Task statement: Write the listing out again word for word, excluding any pictures.
----
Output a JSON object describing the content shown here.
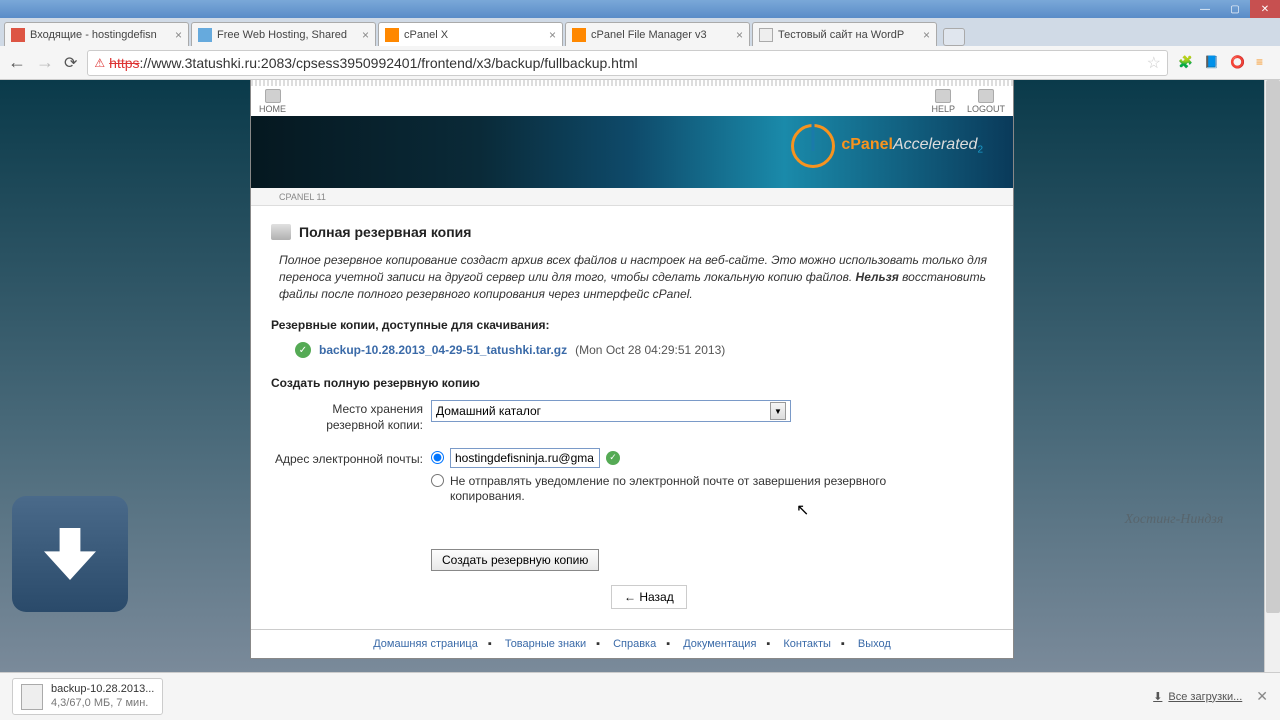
{
  "window": {
    "min": "—",
    "max": "▢",
    "close": "✕"
  },
  "tabs": [
    {
      "icon": "#d54",
      "label": "Входящие - hostingdefisn"
    },
    {
      "icon": "#6ad",
      "label": "Free Web Hosting, Shared"
    },
    {
      "icon": "#f80",
      "label": "cPanel X",
      "active": true
    },
    {
      "icon": "#f80",
      "label": "cPanel File Manager v3"
    },
    {
      "icon": "#8c8",
      "label": "Тестовый сайт на WordP"
    }
  ],
  "address": {
    "https": "https",
    "url": "://www.3tatushki.ru:2083/cpsess3950992401/frontend/x3/backup/fullbackup.html",
    "star": "☆"
  },
  "toolbar_ext": [
    "🧩",
    "📘",
    "⭕",
    "≡"
  ],
  "cpanel": {
    "home": "HOME",
    "help": "HELP",
    "logout": "LOGOUT",
    "logo_p1": "cPanel",
    "logo_p2": "Accelerated",
    "logo_p3": "2",
    "crumb": "CPANEL 11",
    "h1": "Полная резервная копия",
    "desc_1": "Полное резервное копирование создаст архив всех файлов и настроек на веб-сайте. Это можно использовать только для переноса учетной записи на другой сервер или для того, чтобы сделать локальную копию файлов. ",
    "desc_b": "Нельзя",
    "desc_2": " восстановить файлы после полного резервного копирования через интерфейс cPanel.",
    "h2a": "Резервные копии, доступные для скачивания:",
    "dl_link": "backup-10.28.2013_04-29-51_tatushki.tar.gz",
    "dl_date": "(Mon Oct 28 04:29:51 2013)",
    "h2b": "Создать полную резервную копию",
    "label_dest": "Место хранения резервной копии:",
    "dest_value": "Домашний каталог",
    "label_email": "Адрес электронной почты:",
    "email_value": "hostingdefisninja.ru@gma",
    "radio2": "Не отправлять уведомление по электронной почте от завершения резервного копирования.",
    "submit": "Создать резервную копию",
    "back": "← Назад",
    "footer": [
      "Домашняя страница",
      "Товарные знаки",
      "Справка",
      "Документация",
      "Контакты",
      "Выход"
    ]
  },
  "download": {
    "fname": "backup-10.28.2013...",
    "fprog": "4,3/67,0 МБ, 7 мин.",
    "all": "Все загрузки...",
    "close": "✕"
  },
  "watermark": "Хостинг-Ниндзя"
}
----
Reply to the task:
Output a JSON object describing the content shown here.
{
  "window": {
    "min": "—",
    "max": "▢",
    "close": "✕"
  },
  "tabs": [
    {
      "icon": "#d54",
      "label": "Входящие - hostingdefisn"
    },
    {
      "icon": "#6ad",
      "label": "Free Web Hosting, Shared"
    },
    {
      "icon": "#f80",
      "label": "cPanel X",
      "active": true
    },
    {
      "icon": "#f80",
      "label": "cPanel File Manager v3"
    },
    {
      "icon": "#8c8",
      "label": "Тестовый сайт на WordP"
    }
  ],
  "address": {
    "https": "https",
    "url": "://www.3tatushki.ru:2083/cpsess3950992401/frontend/x3/backup/fullbackup.html",
    "star": "☆"
  },
  "toolbar_ext": [
    "🧩",
    "📘",
    "⭕",
    "≡"
  ],
  "cpanel": {
    "home": "HOME",
    "help": "HELP",
    "logout": "LOGOUT",
    "logo_p1": "cPanel",
    "logo_p2": "Accelerated",
    "logo_p3": "2",
    "crumb": "CPANEL 11",
    "h1": "Полная резервная копия",
    "desc_1": "Полное резервное копирование создаст архив всех файлов и настроек на веб-сайте. Это можно использовать только для переноса учетной записи на другой сервер или для того, чтобы сделать локальную копию файлов. ",
    "desc_b": "Нельзя",
    "desc_2": " восстановить файлы после полного резервного копирования через интерфейс cPanel.",
    "h2a": "Резервные копии, доступные для скачивания:",
    "dl_link": "backup-10.28.2013_04-29-51_tatushki.tar.gz",
    "dl_date": "(Mon Oct 28 04:29:51 2013)",
    "h2b": "Создать полную резервную копию",
    "label_dest": "Место хранения резервной копии:",
    "dest_value": "Домашний каталог",
    "label_email": "Адрес электронной почты:",
    "email_value": "hostingdefisninja.ru@gma",
    "radio2": "Не отправлять уведомление по электронной почте от завершения резервного копирования.",
    "submit": "Создать резервную копию",
    "back": "← Назад",
    "footer": [
      "Домашняя страница",
      "Товарные знаки",
      "Справка",
      "Документация",
      "Контакты",
      "Выход"
    ]
  },
  "download": {
    "fname": "backup-10.28.2013...",
    "fprog": "4,3/67,0 МБ, 7 мин.",
    "all": "Все загрузки...",
    "close": "✕"
  },
  "watermark": "Хостинг-Ниндзя"
}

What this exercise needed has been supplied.